A group of friends on a road trip unwitting stumble into the lair of a chainsaw wielding psychopath.
Celebrated as one of the all-time horror greats, Texas Chainsaw Massacre is more an exercise in the macabre than outright gore. In fact, there is very little in the way of blood and guts and the murders happen swiftly and without gruesome detail. The reason that this film is so unsettling is the way that Leatherface is so matter of fact about it all; despite the fact that his victims are pretty girls, he has no interest in molesting them in any way. They are just meat, pure and simple. He basically treats human life with no more respect or reverence than any other animals and the constant references to slaughterhouses and the furniture and trophies fashioned from bones of all kinds, animal and human indiscriminately mixed, highlight this fact. In a way it could be interpreted as the most militantly vegetarian film I’ve ever seen! Despite the low budget it’s surprisingly well directed and it effectively cultivates an atmosphere of a disturbing world where the normal rules of society just don’t apply. I personally felt it needed a rather more in the way of plot and dialogue to hang these themes upon and when the film degenerated into the inevitable cocktail of screaming and running around I found my interest waning.

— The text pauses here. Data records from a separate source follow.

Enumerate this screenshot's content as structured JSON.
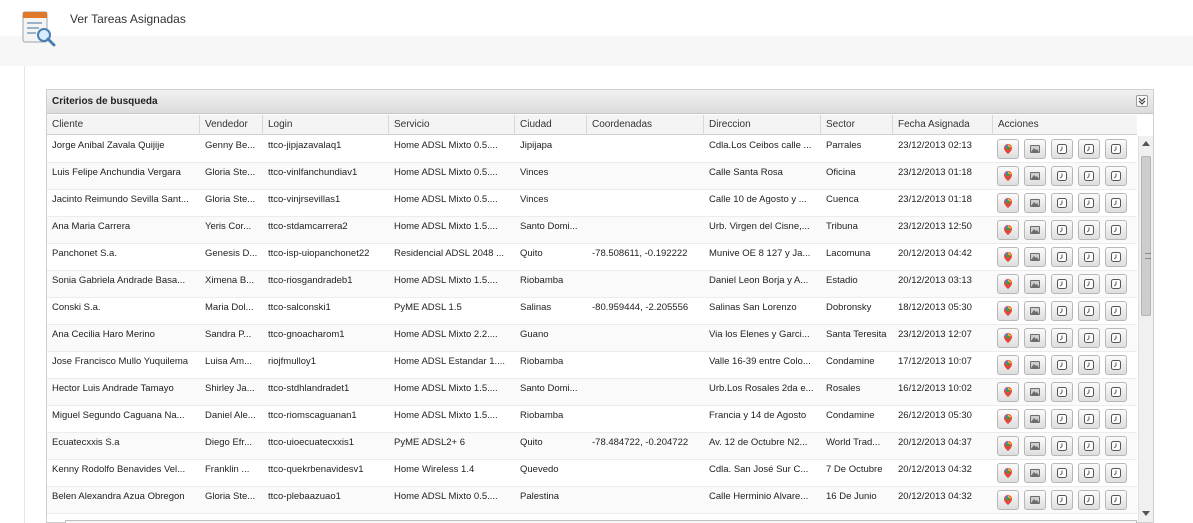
{
  "page": {
    "title": "Ver Tareas Asignadas"
  },
  "panel": {
    "title": "Criterios de busqueda"
  },
  "columns": [
    "Cliente",
    "Vendedor",
    "Login",
    "Servicio",
    "Ciudad",
    "Coordenadas",
    "Direccion",
    "Sector",
    "Fecha Asignada",
    "Acciones"
  ],
  "rows": [
    [
      "Jorge Anibal Zavala Quijije",
      "Genny Be...",
      "ttco-jipjazavalaq1",
      "Home ADSL Mixto 0.5....",
      "Jipijapa",
      "",
      "Cdla.Los Ceibos calle ...",
      "Parrales",
      "23/12/2013 02:13"
    ],
    [
      "Luis Felipe Anchundia Vergara",
      "Gloria Ste...",
      "ttco-vinlfanchundiav1",
      "Home ADSL Mixto 0.5....",
      "Vinces",
      "",
      "Calle Santa Rosa",
      "Oficina",
      "23/12/2013 01:18"
    ],
    [
      "Jacinto Reimundo Sevilla Sant...",
      "Gloria Ste...",
      "ttco-vinjrsevillas1",
      "Home ADSL Mixto 0.5....",
      "Vinces",
      "",
      "Calle 10 de Agosto y ...",
      "Cuenca",
      "23/12/2013 01:18"
    ],
    [
      "Ana Maria Carrera",
      "Yeris Cor...",
      "ttco-stdamcarrera2",
      "Home ADSL Mixto 1.5....",
      "Santo Domi...",
      "",
      "Urb. Virgen del Cisne,...",
      "Tribuna",
      "23/12/2013 12:50"
    ],
    [
      "Panchonet S.a.",
      "Genesis D...",
      "ttco-isp-uiopanchonet22",
      "Residencial ADSL 2048 ...",
      "Quito",
      "-78.508611, -0.192222",
      "Munive OE 8 127 y Ja...",
      "Lacomuna",
      "20/12/2013 04:42"
    ],
    [
      "Sonia Gabriela Andrade Basa...",
      "Ximena B...",
      "ttco-riosgandradeb1",
      "Home ADSL Mixto 1.5....",
      "Riobamba",
      "",
      "Daniel Leon Borja y A...",
      "Estadio",
      "20/12/2013 03:13"
    ],
    [
      "Conski S.a.",
      "Maria Dol...",
      "ttco-salconski1",
      "PyME ADSL 1.5",
      "Salinas",
      "-80.959444, -2.205556",
      "Salinas San Lorenzo",
      "Dobronsky",
      "18/12/2013 05:30"
    ],
    [
      "Ana Cecilia Haro Merino",
      "Sandra P...",
      "ttco-gnoacharom1",
      "Home ADSL Mixto 2.2....",
      "Guano",
      "",
      "Via los Elenes y Garci...",
      "Santa Teresita",
      "23/12/2013 12:07"
    ],
    [
      "Jose Francisco Mullo Yuquilema",
      "Luisa Am...",
      "riojfmulloy1",
      "Home ADSL Estandar 1....",
      "Riobamba",
      "",
      "Valle 16-39 entre Colo...",
      "Condamine",
      "17/12/2013 10:07"
    ],
    [
      "Hector Luis Andrade Tamayo",
      "Shirley Ja...",
      "ttco-stdhlandradet1",
      "Home ADSL Mixto 1.5....",
      "Santo Domi...",
      "",
      "Urb.Los Rosales 2da e...",
      "Rosales",
      "16/12/2013 10:02"
    ],
    [
      "Miguel Segundo Caguana Na...",
      "Daniel Ale...",
      "ttco-riomscaguanan1",
      "Home ADSL Mixto 1.5....",
      "Riobamba",
      "",
      "Francia y 14 de Agosto",
      "Condamine",
      "26/12/2013 05:30"
    ],
    [
      "Ecuatecxxis S.a",
      "Diego Efr...",
      "ttco-uioecuatecxxis1",
      "PyME ADSL2+ 6",
      "Quito",
      "-78.484722, -0.204722",
      "Av. 12 de Octubre N2...",
      "World Trad...",
      "20/12/2013 04:37"
    ],
    [
      "Kenny Rodolfo Benavides Vel...",
      "Franklin ...",
      "ttco-quekrbenavidesv1",
      "Home Wireless 1.4",
      "Quevedo",
      "",
      "Cdla. San José Sur C...",
      "7 De Octubre",
      "20/12/2013 04:32"
    ],
    [
      "Belen Alexandra Azua Obregon",
      "Gloria Ste...",
      "ttco-plebaazuao1",
      "Home ADSL Mixto 0.5....",
      "Palestina",
      "",
      "Calle Herminio Alvare...",
      "16 De Junio",
      "20/12/2013 04:32"
    ]
  ],
  "action_icons": [
    "map-pin-icon",
    "image-icon",
    "clock-icon",
    "clock-icon",
    "clock-icon"
  ]
}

Certainly worth seeing as a cornerstone of an entire genre but for me, Night Of The Living Dead was a far more complete package.